With tropical Fish temperature of the water is very important.
The reason they are called tropical fish is because they are from the tropics near the equator where the water is nice and warm!
Fish are cold blooded which means they cannot maintain their body temperature. Their body temperature is dependent on the temperature of the water. Every fish has an "ideal" temperature and it's different for every fish. A gold fish for example will thrive in 60F water where as the idea temperature for a Discus is 86F.
Many people will ask what is the "ideal" tropical fish temperature? Well, as you can see from the example above it really depends on the fish. As a general rule most of the tropical fish you will find at the local pet store will be happy between 72F and 82F. I keep my tanks at about 77F.
Like the Discus, there are exceptions to the rule. When choosing compatible fish for your aquarium it is very important to factor in the "ideal" temperature in addition to the type of behavior the fish exhibit.
So what happens if the water gets too cold? Obviously if the water gets cold enough the fish will die. But many times tropical fish will survive in water at lower temperatures, they just won't be happy. They won't exhibit their true behavior and characteristics. They won't breed. They will pretty much have a miserable existence.
The coloration of fish is greatly affected by the water temperature. Fish that normally exhibit beautifully vibrant colors will often become very dull looking when the water gets too cold. I once neglected to check the temperature on one of my tanks for several days when I noticed the fish looked pale. A quick look at the thermometer told me the heater wasn't working. It was amazing how quickly the vibrant colors returned to my fish once the heater was replaced!
My little incident with broken heater underscores the importance of a good aquarium thermometer. It's easy to forget, but it's very important that you check the temperature of your tank on a regular basis. There are a few different types to choose from.
An LCD stick-on thermometer simply sticks to the outside of the tank. It will change colors with temperature just like those strips your mom used to use on your forehead to take your temperature when you were a kid. Then there are floating mercury thermometers that can either float around the tank freely or be secured in on place with a suction cup. You can also buy aquarium thermometers that sink to the bottom and sit in one place.

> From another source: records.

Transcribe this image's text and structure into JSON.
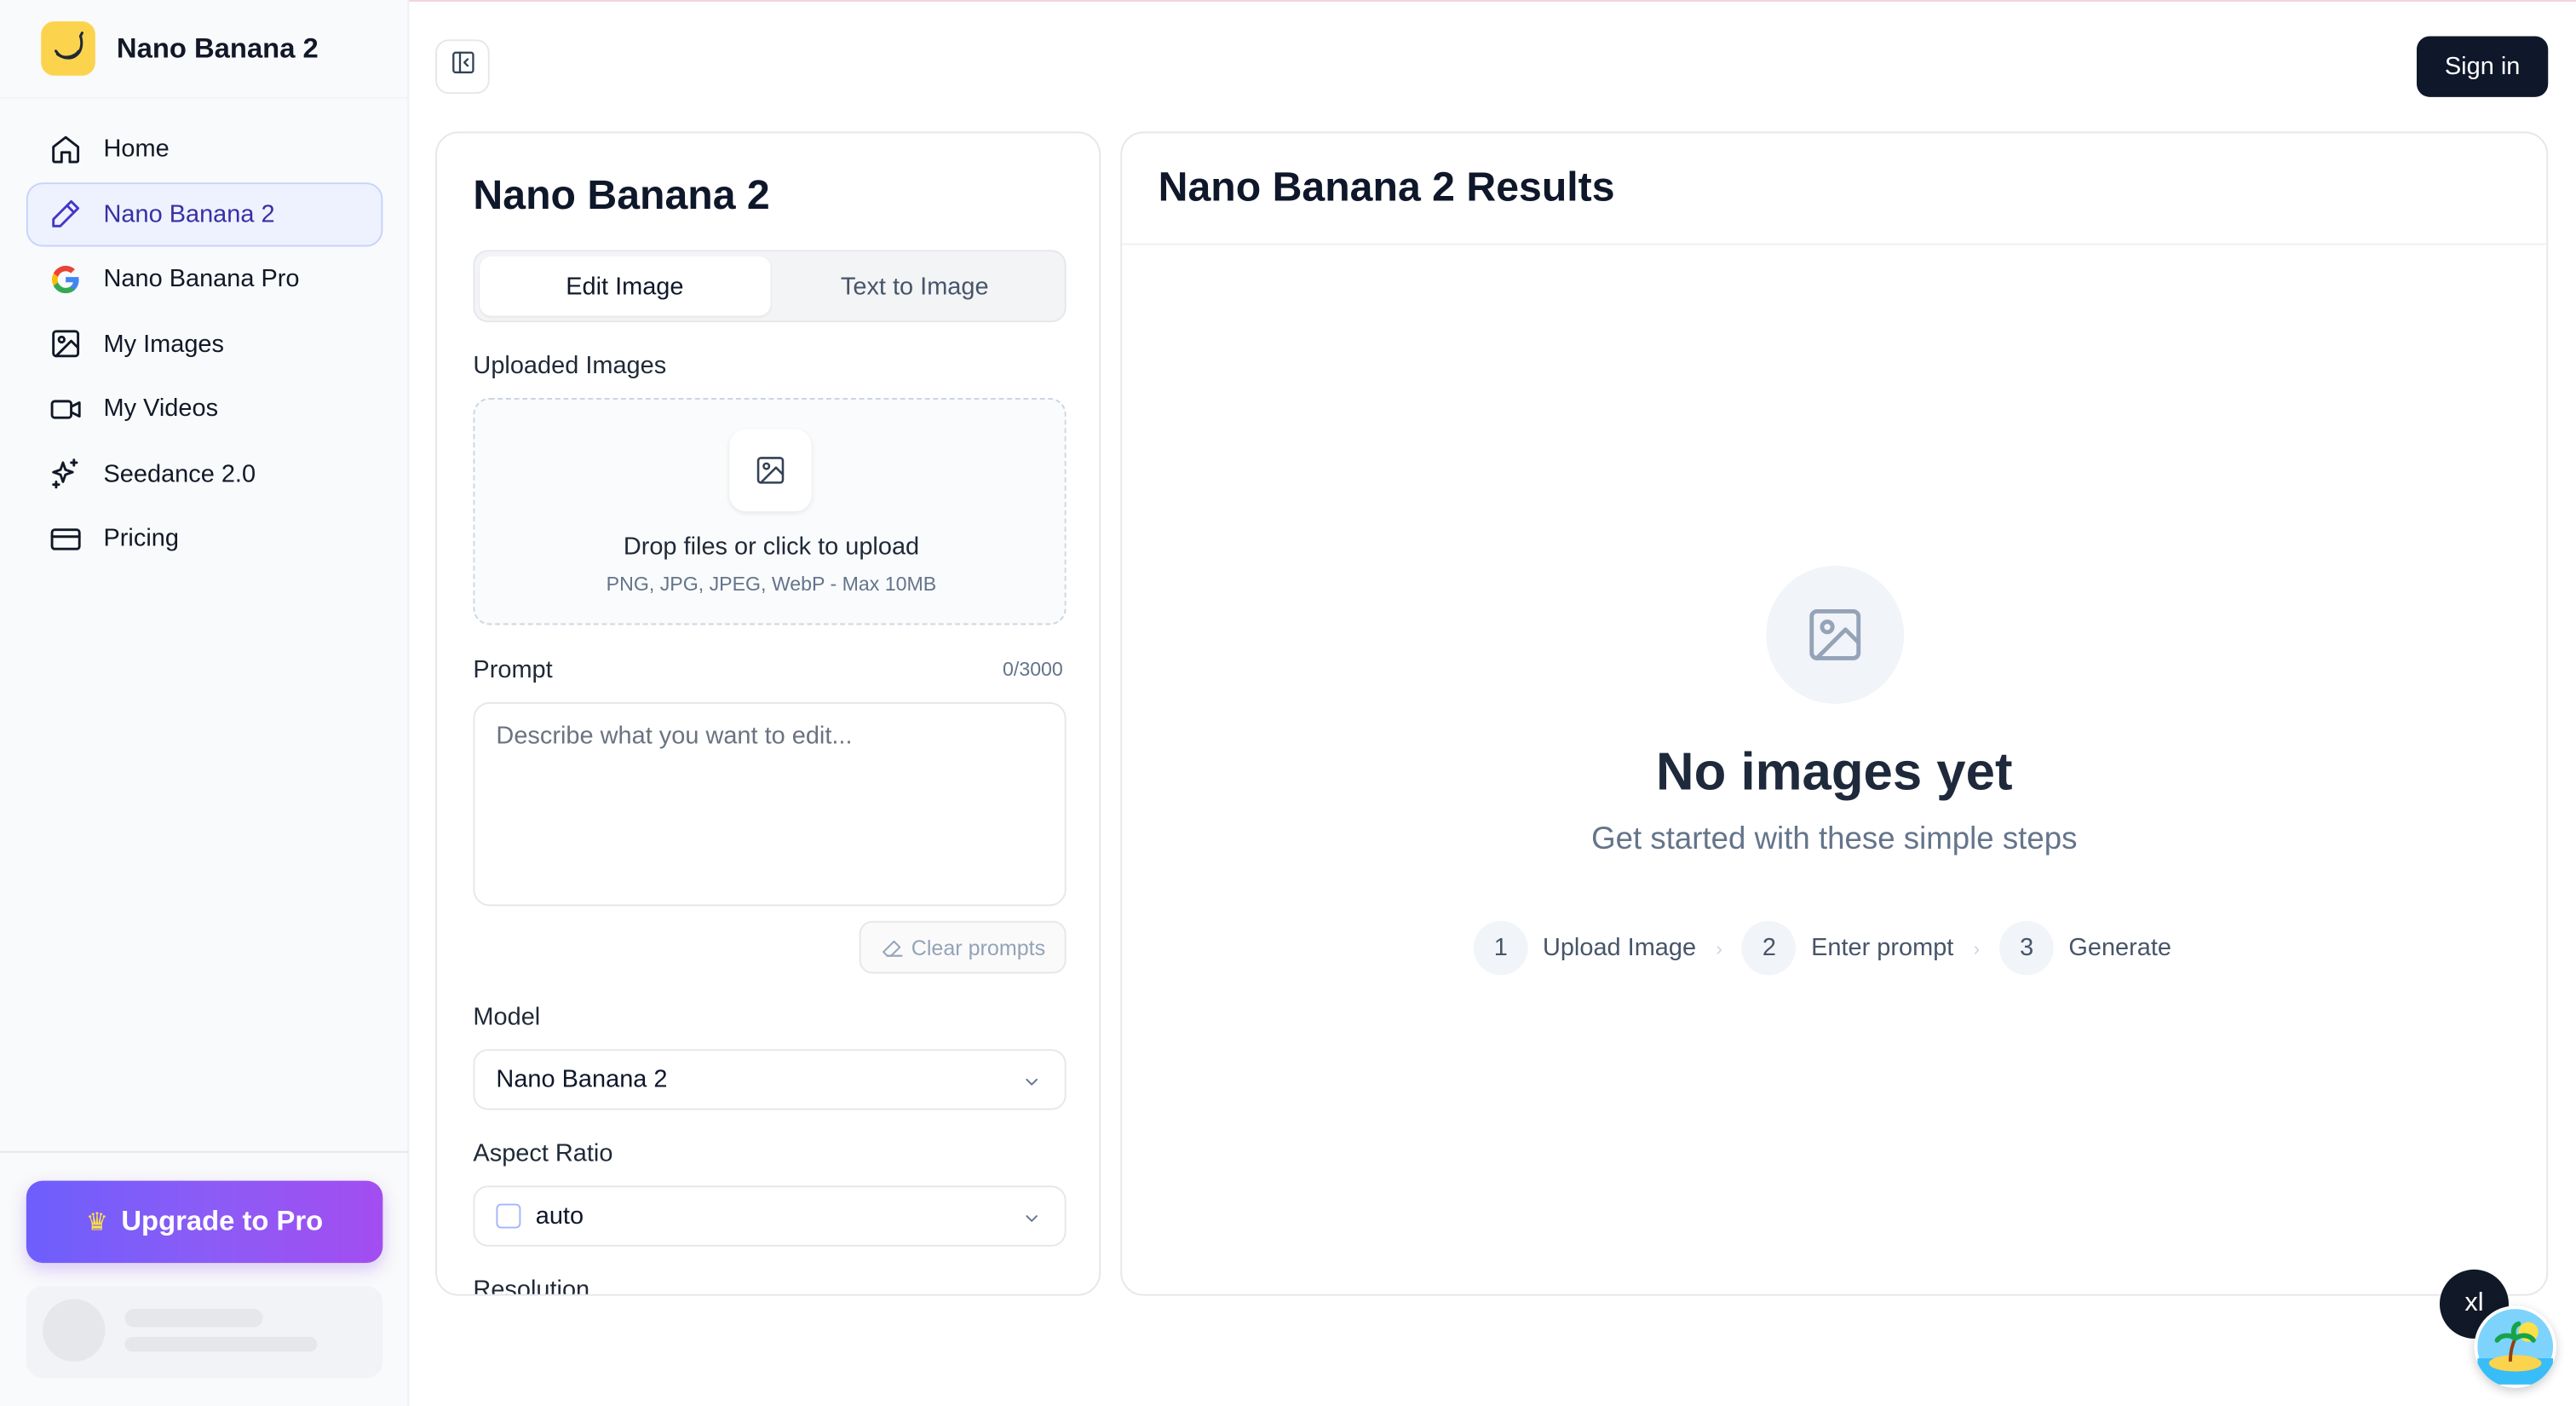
{
  "app": {
    "name": "Nano Banana 2"
  },
  "sidebar": {
    "items": [
      {
        "label": "Home",
        "icon": "home-icon"
      },
      {
        "label": "Nano Banana 2",
        "icon": "pen-icon",
        "active": true
      },
      {
        "label": "Nano Banana Pro",
        "icon": "google-icon"
      },
      {
        "label": "My Images",
        "icon": "image-icon"
      },
      {
        "label": "My Videos",
        "icon": "video-icon"
      },
      {
        "label": "Seedance 2.0",
        "icon": "sparkles-icon"
      },
      {
        "label": "Pricing",
        "icon": "card-icon"
      }
    ],
    "upgrade_label": "Upgrade to Pro"
  },
  "header": {
    "sign_in_label": "Sign in"
  },
  "editor": {
    "title": "Nano Banana 2",
    "tabs": [
      {
        "label": "Edit Image",
        "active": true
      },
      {
        "label": "Text to Image",
        "active": false
      }
    ],
    "uploaded_label": "Uploaded Images",
    "upload_main": "Drop files or click to upload",
    "upload_sub": "PNG, JPG, JPEG, WebP - Max 10MB",
    "prompt_label": "Prompt",
    "prompt_count": "0/3000",
    "prompt_placeholder": "Describe what you want to edit...",
    "clear_label": "Clear prompts",
    "model_label": "Model",
    "model_value": "Nano Banana 2",
    "aspect_label": "Aspect Ratio",
    "aspect_value": "auto",
    "resolution_label": "Resolution"
  },
  "results": {
    "title": "Nano Banana 2 Results",
    "empty_title": "No images yet",
    "empty_sub": "Get started with these simple steps",
    "steps": [
      {
        "num": "1",
        "label": "Upload Image"
      },
      {
        "num": "2",
        "label": "Enter prompt"
      },
      {
        "num": "3",
        "label": "Generate"
      }
    ]
  },
  "floating": {
    "badge_text": "xl"
  },
  "colors": {
    "accent": "#4f46e5",
    "primary_dark": "#0f172a",
    "upgrade_gradient_start": "#6d5efc",
    "upgrade_gradient_end": "#a34df0",
    "brand_yellow": "#fcd34d"
  }
}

If you want to get really fancy you can even get external digital thermometers with remote sensors. Some can even be programmed to give you an alarm when the temperature is out of range.
To maintain the proper tropical fish temperature, you need a reliable aquarium heater. Submergible aquarium heaters are available in many different sizes each having a specific power designation. Obviously the larger the tank the larger heater you will need. Take a look at this page about aquarium heaters for more information on choosing the correct heater for your aquarium.
Since the average tropical fish temperature is warmer than what we humans consider comfortable room temperature, most of us only need to worry about heating the water. But if you live in a very hot climate and don't have the luxury of air conditioning, you may have to find a way to cool the water in your aquarium.
If you find yourself in this situation there are a few things you can try before dropping a lot of money on a chiller. It may seem obvious, but the first thing to do is to make sure your aquarium is not in the direct sunlight as this can raise the temperature significantly. A simply fan to blow air across the top of the aquarium will not only dissipate the heat from any lighting, it will also cause the water to evaporate which lowers the temperature. Believe it or not, it is possible to lower the temperature of the water by several degrees by using a fan, but you will have to add water more often due to the evaporation.
If all else fails you may have to buy a chiller. Just like aquarium heaters, aquarium chillers come in all different sizes depending on your tank size and the ambient temperature. A conventional chiller will pump the aquarium water through an external unit that cools the water much in the same way your refrigerator cools your food.